Prove that $0$ is a removable singularity

Question

Let $D=\{z\in \Bbb{C} : |z|<1 \}, \,f\in H(D)$ and suppose there is a $C>0$ such that $|\frac{f(z)}{z}| \leq \frac{C}{{\sqrt{|z|}}}$ for all $z\in D\setminus 0$. Then the function $g:D\to \Bbb{C}, z \mapsto \frac{f(z)}{z}$ has a removable singularity in $0$.

My attempt

Every isolated singularity is either removable, a pole, or an essential singularity. It's not possible that $0$ is a pole, since then $\lim_{z\to 0} z^m g(z)$ would exist an be nonzero for some $m$, but it's $0$ for all $m\geq 1$. How do I prove that $0$ is not an essential singularity of $g$, hence must be removable?

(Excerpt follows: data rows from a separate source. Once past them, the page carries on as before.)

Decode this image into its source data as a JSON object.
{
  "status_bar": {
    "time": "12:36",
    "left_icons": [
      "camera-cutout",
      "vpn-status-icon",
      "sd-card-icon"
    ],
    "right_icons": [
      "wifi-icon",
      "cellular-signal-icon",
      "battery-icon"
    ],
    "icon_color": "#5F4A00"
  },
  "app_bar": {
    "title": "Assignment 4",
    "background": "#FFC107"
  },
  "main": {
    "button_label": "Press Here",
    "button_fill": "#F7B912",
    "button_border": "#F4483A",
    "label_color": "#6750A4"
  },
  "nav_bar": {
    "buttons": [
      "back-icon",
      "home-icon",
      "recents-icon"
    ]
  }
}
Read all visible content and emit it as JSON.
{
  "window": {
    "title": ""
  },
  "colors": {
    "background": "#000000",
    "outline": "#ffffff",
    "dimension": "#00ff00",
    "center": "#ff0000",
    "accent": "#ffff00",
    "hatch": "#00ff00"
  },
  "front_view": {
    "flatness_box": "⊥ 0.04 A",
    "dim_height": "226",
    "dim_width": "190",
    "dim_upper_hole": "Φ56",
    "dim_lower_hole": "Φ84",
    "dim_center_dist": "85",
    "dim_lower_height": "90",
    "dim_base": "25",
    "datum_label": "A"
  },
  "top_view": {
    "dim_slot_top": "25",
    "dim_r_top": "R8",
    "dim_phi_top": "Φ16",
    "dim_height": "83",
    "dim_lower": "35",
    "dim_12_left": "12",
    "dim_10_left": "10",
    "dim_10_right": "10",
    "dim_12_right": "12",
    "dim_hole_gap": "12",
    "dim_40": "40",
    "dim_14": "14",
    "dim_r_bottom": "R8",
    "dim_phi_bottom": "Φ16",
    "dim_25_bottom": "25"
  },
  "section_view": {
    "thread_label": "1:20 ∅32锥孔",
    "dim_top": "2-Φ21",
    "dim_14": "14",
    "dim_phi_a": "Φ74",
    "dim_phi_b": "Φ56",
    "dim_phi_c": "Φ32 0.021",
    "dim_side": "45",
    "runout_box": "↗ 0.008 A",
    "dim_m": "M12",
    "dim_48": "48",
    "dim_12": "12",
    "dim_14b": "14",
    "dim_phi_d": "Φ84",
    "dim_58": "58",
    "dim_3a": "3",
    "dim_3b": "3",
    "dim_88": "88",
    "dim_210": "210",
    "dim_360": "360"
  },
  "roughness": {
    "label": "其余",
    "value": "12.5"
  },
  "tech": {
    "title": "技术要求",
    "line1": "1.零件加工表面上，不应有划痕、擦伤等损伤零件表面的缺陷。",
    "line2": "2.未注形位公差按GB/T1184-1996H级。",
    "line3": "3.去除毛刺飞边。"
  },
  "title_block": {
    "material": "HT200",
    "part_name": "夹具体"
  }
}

• If $g$ has an essential singularity at $0$, then so does $\frac{1}{g}$. It is simpler, however, to look what you can deduce about $f$. – Daniel Fischer Jun 5 '15 at 13:01
• What can we deduce about $f$? We have $f(0)=0$ and $|f(z)|/C \leq 1$, so by the Schwarz Lemma, $|f(z)|/C \leq |z|$, hence $g$ is bounded near $0$. Then $0$ must be a removable singularity of $g$. Is that correct? – iwriteonbananas Jun 5 '15 at 13:10
• Well, $f(0) = 0$ is enough. So there is a $h$, holomorphic in a neighbourhood of $0$, with $f(z) = z\cdot h(z)$. – Daniel Fischer Jun 5 '15 at 13:12